Lines that include the string "Pouch" are the ones to copy from the entries below.

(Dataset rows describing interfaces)

=======

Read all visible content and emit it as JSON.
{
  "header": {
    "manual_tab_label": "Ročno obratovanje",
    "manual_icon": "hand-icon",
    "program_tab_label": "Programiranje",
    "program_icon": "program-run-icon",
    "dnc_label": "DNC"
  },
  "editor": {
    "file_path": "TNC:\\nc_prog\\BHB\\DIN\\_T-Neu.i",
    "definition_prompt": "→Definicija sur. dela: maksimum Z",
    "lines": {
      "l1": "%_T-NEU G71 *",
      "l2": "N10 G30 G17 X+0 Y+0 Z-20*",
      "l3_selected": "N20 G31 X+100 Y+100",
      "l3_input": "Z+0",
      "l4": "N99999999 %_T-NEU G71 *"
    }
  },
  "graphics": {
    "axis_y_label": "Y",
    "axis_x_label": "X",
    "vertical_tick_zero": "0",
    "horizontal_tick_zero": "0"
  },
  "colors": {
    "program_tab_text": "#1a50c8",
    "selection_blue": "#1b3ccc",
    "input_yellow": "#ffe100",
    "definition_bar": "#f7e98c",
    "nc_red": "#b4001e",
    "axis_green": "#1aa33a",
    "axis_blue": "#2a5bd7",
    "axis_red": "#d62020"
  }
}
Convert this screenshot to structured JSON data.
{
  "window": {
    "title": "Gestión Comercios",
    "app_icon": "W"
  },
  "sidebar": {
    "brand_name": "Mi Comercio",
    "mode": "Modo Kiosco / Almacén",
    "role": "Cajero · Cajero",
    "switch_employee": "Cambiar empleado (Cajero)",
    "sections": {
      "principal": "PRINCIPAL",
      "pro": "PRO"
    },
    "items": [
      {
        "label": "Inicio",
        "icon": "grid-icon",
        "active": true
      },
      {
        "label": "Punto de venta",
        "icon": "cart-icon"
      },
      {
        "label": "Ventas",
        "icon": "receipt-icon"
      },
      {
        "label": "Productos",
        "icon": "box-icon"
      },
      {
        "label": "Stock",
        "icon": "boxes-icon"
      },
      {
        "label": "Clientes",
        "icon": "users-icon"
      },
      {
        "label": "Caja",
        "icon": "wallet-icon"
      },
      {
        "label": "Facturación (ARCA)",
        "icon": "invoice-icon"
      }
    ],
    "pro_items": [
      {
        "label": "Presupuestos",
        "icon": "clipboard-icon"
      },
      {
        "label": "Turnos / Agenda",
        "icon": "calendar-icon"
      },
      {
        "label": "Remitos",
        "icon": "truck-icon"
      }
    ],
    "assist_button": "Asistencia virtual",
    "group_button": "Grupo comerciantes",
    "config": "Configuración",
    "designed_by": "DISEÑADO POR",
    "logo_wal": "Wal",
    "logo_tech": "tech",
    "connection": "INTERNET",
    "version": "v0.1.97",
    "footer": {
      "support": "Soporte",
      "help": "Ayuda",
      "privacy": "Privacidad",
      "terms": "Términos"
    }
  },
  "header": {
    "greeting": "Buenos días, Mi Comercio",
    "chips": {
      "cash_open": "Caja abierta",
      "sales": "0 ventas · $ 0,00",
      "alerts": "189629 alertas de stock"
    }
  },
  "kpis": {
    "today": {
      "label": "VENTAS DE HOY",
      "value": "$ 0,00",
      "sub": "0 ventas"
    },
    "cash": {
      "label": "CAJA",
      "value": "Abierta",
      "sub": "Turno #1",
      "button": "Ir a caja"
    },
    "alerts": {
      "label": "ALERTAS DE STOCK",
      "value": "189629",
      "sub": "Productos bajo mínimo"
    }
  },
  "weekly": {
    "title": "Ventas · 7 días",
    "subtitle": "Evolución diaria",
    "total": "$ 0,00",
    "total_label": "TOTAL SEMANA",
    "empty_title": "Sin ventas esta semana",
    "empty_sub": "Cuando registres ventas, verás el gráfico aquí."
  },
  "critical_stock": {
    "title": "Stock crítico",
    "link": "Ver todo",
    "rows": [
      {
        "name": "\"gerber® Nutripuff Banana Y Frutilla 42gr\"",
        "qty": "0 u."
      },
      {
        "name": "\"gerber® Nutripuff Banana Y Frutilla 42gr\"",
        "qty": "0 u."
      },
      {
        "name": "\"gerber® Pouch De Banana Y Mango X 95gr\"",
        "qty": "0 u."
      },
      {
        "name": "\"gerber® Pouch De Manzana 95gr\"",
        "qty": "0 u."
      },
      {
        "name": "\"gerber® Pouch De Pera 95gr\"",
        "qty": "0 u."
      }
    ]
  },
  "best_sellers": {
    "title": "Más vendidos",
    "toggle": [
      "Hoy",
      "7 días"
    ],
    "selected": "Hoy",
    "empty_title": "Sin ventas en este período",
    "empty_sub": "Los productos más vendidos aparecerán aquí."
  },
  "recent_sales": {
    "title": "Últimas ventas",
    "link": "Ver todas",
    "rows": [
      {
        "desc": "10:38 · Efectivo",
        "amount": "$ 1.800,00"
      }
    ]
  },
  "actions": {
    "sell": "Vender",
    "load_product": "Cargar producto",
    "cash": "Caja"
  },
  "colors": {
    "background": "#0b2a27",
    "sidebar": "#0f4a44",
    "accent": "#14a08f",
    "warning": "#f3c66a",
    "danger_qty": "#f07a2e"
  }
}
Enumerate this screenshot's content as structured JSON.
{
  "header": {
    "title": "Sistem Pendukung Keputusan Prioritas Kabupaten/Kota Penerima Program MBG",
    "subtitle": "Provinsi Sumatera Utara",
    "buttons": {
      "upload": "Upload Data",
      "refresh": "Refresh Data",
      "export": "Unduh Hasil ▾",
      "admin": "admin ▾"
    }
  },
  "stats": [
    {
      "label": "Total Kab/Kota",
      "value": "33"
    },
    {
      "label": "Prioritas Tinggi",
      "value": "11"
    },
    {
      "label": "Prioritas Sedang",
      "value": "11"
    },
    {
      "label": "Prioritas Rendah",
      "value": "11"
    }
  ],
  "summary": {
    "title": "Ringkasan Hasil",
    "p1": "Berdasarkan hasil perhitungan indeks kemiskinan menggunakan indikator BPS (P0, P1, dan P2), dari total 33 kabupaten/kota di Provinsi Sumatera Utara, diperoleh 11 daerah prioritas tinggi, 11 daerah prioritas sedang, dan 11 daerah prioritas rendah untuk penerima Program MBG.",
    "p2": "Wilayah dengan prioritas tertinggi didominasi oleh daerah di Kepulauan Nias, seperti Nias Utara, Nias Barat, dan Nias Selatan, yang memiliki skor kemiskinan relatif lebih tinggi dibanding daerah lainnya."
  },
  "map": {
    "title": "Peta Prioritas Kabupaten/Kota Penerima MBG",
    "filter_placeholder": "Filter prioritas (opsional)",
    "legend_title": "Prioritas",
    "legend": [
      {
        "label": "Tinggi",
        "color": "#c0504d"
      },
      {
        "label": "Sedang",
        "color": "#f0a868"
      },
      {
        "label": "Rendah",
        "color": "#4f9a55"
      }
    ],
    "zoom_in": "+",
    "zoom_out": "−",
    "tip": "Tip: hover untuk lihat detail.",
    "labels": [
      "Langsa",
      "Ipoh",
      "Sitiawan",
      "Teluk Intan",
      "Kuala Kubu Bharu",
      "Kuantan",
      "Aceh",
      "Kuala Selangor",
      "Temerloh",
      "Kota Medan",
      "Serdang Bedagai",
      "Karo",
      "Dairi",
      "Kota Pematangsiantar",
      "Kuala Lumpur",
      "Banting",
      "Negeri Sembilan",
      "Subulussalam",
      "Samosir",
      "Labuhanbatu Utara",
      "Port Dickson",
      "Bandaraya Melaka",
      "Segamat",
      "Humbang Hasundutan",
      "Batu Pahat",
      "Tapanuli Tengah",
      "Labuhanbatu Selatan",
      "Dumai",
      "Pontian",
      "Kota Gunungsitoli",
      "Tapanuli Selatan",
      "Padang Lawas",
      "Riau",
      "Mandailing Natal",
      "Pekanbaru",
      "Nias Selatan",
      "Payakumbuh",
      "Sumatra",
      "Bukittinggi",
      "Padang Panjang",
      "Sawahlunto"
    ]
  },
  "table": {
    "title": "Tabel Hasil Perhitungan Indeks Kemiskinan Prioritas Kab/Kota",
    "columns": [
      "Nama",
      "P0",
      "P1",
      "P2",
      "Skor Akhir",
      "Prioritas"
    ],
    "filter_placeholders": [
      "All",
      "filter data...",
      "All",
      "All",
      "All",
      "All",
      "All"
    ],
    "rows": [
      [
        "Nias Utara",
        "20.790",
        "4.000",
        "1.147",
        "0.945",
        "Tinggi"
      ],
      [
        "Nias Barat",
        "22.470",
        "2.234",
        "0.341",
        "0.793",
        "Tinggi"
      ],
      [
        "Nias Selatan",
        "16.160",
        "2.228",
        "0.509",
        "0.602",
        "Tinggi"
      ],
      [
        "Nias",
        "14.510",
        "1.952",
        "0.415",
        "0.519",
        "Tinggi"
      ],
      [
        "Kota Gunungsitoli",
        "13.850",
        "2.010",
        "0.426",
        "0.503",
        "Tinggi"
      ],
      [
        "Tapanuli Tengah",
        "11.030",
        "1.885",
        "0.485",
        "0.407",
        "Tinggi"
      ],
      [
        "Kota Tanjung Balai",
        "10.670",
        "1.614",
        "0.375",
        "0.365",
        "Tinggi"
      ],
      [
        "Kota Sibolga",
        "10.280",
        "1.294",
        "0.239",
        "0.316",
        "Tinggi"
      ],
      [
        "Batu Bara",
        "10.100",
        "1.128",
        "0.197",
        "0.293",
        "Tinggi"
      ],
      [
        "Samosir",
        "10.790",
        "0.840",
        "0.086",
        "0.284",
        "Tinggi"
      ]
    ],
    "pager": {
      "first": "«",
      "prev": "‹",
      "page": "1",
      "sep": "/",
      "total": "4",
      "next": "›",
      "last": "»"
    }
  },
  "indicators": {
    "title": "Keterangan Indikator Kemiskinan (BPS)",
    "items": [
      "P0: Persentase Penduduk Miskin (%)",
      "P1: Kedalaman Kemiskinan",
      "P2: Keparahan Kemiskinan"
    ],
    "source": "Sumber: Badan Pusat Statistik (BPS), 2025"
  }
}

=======

▶ TASK ANSWER:
        "name": "\"gerber® Pouch De Banana Y Mango X 95gr\"",
        "name": "\"gerber® Pouch De Manzana 95gr\"",
        "name": "\"gerber® Pouch De Pera 95gr\"",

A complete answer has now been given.